This is a special time, and we’re happy to see our Diabetes Community recognizing it in many ways — including this cool “Hanukkah Survival Guide for Type 1” from Beyond Type 1.

For many people with diabetes (PWDs), though, Hanukkah is manageable and doesn’t need to be impacted by diabetes. Correctly measuring the amount one eats and treating correctly is the key.

In New York, longtime T1D Dan Fleshler says he has never considered Hanukkah to be a daunting holiday relating to his diabetes.

“As far as I know, no insulin is necessary when one lights candles for the menorah,” he joked. “The most common traditional dish, a medium potato latke, is about 10 grams of carbs. Add in apples and sour cream and, at least according to this recipe, it’s 27 grams. We eat those with salad and some kind of too-fatty protein, like brisket. For me, Thanksgiving is far more challenging.”

Longtime T1D advocate Gail deVore in Colorado echoes that sentiment. Her family makes a lot of food but while it’s easy to over-indulge, she considers Hanukkah a minor holiday in terms of managing her diabetes.

“It’s so easy to over indulge and run high.

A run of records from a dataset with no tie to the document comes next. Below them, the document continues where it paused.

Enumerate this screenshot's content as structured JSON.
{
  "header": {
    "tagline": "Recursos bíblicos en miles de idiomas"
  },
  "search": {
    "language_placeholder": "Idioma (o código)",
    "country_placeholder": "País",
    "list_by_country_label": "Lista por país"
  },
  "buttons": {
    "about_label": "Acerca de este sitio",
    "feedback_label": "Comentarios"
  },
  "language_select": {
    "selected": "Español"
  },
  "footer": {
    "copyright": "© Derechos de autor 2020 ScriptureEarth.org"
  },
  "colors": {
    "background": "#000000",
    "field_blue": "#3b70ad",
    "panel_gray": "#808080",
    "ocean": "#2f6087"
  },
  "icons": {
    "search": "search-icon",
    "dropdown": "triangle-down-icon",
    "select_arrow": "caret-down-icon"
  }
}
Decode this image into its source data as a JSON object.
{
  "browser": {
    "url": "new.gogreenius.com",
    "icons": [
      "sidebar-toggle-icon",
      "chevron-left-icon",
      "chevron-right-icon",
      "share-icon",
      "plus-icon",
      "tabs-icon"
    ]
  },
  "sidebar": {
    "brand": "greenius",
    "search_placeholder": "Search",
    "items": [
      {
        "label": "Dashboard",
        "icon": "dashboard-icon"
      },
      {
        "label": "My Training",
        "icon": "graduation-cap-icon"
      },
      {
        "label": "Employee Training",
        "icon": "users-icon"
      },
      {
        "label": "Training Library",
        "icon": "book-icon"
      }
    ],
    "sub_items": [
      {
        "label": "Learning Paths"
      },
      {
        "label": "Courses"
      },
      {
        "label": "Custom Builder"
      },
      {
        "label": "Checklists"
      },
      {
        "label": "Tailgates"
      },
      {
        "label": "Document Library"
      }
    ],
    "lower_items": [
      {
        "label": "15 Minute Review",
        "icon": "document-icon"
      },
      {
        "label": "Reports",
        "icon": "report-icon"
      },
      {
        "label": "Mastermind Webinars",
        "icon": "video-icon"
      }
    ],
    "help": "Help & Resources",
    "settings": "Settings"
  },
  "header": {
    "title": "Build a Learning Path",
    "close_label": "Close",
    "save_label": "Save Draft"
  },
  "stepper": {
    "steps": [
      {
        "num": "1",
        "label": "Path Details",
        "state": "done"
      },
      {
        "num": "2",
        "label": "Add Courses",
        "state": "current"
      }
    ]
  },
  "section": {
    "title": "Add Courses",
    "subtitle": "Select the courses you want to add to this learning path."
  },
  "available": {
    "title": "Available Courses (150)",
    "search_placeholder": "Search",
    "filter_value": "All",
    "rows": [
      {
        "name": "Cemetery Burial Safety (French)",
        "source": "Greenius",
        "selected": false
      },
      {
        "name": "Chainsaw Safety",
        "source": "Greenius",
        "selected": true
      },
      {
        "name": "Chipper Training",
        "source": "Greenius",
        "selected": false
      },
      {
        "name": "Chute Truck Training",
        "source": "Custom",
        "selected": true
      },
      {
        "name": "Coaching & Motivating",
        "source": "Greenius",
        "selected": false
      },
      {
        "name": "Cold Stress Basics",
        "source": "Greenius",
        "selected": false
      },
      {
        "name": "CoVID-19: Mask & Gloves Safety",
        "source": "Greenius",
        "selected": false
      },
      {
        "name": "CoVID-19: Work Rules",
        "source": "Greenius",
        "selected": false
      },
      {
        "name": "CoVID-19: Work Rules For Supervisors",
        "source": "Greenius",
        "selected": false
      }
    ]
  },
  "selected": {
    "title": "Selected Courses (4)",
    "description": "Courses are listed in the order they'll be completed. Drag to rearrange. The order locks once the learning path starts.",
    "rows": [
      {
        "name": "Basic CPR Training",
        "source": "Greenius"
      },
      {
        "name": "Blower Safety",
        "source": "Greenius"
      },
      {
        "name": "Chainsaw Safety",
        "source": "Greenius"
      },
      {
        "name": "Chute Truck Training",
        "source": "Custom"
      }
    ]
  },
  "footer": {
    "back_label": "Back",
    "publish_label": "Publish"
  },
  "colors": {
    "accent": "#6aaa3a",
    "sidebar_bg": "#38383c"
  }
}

Especially with the oil from frying latkes and in the sour cream,” she said. “Measuring is not easy but having a ballpark to bolus and then keep an eye on our blood sugar will work wonders in being able to fully enjoy the 8 days of light.

She notes that latkes are carbs and oil, plus applesauce and sour cream, so for her it’s not difficult to carb count and treat as needed to avoid higher blood sugars.

“In Judaism we have a saying that holds true 101% of the time: They tried to kill us. We won. Let’s eat.”

Our fellow blogger friends Jessica Apple over at A Sweet Life diabetes magazine once told DiabetesMine that her when she was diagnosed with T1D as an adult in 2008 during the holiday season, her doctor immediately told her that Hanukkah favorites such as potato latkes, jelly doughnuts, and the traditional chocolate coins wrapped in gold foil — all higher carb foods — were all out of the question.

She’d grown up in Texas before moving with her husband Michael to Tel Aviv, Israel, so Apple says she knew firsthand how to handle the task of finding healthier food options. She’s since adjusted her recipes to include low-carb latkes and other treats.

“As a modern woman in the 21st century, however, I hope I’ll be able to resist food with grace, and never feel the need to publicly disparage baked goods,” she shared with DiabetesMine previously.